Records supplied below:

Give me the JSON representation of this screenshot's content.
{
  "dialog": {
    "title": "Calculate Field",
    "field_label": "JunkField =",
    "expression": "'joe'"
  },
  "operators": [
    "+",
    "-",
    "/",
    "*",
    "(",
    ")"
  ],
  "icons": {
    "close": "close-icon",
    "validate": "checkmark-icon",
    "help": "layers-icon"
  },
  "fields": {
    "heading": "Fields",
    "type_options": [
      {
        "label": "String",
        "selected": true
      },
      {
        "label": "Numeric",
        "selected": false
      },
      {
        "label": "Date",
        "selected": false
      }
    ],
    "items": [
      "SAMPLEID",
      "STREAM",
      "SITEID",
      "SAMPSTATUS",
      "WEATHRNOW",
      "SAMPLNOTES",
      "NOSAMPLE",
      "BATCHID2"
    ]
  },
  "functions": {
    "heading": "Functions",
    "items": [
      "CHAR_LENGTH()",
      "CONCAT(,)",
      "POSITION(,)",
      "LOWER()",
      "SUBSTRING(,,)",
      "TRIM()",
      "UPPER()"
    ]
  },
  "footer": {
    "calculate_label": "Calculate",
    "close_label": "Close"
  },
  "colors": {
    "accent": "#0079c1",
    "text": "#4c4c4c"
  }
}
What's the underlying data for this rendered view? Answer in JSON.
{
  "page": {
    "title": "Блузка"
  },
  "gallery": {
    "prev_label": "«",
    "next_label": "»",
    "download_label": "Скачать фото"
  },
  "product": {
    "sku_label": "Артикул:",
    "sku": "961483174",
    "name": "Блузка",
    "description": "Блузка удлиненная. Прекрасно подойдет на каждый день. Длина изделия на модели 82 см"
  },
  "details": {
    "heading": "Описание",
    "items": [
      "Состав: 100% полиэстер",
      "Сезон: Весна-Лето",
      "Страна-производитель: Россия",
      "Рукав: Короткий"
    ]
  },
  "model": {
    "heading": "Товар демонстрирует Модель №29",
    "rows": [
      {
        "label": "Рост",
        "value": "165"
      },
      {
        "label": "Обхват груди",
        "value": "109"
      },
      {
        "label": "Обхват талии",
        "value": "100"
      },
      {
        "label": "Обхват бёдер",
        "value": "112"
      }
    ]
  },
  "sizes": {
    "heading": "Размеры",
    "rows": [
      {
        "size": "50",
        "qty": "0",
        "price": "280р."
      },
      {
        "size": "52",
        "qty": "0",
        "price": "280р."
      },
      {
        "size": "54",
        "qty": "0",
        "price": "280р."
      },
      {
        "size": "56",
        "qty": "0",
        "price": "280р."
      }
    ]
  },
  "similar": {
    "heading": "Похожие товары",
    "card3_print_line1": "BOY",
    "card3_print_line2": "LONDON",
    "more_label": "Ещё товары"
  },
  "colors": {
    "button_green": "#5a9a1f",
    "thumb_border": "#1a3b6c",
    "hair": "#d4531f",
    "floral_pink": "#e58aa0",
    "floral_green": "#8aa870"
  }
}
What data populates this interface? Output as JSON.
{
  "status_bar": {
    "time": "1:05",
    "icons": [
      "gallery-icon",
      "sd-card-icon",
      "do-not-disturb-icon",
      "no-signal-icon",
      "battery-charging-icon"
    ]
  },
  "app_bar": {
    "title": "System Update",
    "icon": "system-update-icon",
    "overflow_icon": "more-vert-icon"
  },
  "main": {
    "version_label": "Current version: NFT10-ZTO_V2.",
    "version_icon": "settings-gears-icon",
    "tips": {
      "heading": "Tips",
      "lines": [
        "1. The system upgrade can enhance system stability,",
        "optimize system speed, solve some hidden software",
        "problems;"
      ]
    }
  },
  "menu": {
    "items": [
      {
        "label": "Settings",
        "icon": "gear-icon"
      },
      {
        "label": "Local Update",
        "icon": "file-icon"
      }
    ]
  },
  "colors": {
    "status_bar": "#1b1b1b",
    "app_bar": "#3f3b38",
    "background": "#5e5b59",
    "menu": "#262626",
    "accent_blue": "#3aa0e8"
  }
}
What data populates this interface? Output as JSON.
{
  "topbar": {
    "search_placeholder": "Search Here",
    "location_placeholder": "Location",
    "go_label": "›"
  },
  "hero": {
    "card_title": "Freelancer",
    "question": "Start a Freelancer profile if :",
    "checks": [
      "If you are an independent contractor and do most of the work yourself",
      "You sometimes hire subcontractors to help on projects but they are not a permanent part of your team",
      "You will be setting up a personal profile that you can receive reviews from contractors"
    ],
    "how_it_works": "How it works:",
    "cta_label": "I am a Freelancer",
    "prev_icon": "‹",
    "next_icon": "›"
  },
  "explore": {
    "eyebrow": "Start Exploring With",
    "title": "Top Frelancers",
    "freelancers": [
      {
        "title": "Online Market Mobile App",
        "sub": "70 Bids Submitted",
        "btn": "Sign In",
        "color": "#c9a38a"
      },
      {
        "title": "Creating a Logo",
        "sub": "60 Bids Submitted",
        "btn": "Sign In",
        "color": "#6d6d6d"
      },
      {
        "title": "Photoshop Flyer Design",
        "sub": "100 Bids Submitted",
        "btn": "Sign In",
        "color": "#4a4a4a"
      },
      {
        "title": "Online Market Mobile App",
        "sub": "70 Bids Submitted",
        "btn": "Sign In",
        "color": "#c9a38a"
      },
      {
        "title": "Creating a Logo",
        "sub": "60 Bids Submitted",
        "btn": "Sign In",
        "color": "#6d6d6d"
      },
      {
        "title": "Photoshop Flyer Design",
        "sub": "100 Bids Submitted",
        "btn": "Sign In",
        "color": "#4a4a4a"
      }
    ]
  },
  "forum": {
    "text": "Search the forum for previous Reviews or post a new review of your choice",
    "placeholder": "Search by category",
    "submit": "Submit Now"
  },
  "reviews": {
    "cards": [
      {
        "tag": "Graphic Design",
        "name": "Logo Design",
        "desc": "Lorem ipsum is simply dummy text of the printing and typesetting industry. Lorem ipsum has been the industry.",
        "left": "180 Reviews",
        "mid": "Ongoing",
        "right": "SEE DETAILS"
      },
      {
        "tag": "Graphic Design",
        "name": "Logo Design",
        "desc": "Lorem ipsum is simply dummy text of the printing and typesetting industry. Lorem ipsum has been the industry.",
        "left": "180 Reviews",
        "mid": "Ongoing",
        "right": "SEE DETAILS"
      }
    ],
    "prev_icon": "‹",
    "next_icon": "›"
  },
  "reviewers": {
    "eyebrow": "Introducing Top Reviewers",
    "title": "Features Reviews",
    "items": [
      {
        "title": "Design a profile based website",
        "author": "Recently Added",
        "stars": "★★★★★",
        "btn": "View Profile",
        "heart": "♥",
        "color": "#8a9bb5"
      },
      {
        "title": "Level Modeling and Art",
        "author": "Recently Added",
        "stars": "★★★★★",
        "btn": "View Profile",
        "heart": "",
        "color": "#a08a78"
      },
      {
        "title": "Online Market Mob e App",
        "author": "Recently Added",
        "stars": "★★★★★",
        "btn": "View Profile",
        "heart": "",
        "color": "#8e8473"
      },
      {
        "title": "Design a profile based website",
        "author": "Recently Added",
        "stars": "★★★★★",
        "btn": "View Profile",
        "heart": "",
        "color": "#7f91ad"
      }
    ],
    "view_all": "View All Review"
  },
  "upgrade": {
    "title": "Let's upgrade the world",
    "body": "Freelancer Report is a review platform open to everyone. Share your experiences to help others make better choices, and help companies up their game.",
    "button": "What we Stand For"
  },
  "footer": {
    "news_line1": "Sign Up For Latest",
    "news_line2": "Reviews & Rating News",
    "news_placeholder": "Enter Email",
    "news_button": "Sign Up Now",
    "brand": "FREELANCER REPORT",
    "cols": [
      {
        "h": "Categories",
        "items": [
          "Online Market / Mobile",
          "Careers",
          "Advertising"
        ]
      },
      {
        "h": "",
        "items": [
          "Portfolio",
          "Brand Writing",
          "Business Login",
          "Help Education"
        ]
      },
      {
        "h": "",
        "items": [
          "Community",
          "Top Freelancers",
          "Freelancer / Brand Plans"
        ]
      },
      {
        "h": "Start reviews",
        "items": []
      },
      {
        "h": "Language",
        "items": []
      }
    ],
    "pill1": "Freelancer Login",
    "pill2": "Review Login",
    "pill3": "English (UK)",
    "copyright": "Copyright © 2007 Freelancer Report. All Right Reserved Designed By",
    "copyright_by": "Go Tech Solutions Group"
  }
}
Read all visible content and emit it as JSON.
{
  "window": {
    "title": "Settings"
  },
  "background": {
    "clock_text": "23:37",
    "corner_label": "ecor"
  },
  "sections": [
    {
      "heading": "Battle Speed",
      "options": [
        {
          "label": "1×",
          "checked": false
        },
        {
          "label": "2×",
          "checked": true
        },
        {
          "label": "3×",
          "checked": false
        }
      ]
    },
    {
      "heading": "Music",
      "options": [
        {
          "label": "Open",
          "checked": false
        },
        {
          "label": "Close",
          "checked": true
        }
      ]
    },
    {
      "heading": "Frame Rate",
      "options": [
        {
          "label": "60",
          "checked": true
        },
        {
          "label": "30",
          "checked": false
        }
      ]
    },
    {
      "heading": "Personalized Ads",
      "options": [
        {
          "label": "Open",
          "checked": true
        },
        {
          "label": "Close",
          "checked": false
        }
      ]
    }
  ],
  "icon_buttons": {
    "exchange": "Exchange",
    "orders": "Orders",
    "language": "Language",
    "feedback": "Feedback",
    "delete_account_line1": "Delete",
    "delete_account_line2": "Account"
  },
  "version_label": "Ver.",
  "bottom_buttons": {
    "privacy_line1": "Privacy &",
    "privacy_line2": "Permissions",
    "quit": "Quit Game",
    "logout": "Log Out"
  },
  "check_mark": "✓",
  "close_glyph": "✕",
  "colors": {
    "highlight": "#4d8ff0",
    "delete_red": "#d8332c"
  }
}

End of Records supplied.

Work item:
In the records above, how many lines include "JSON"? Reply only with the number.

Solution for this exercise:
5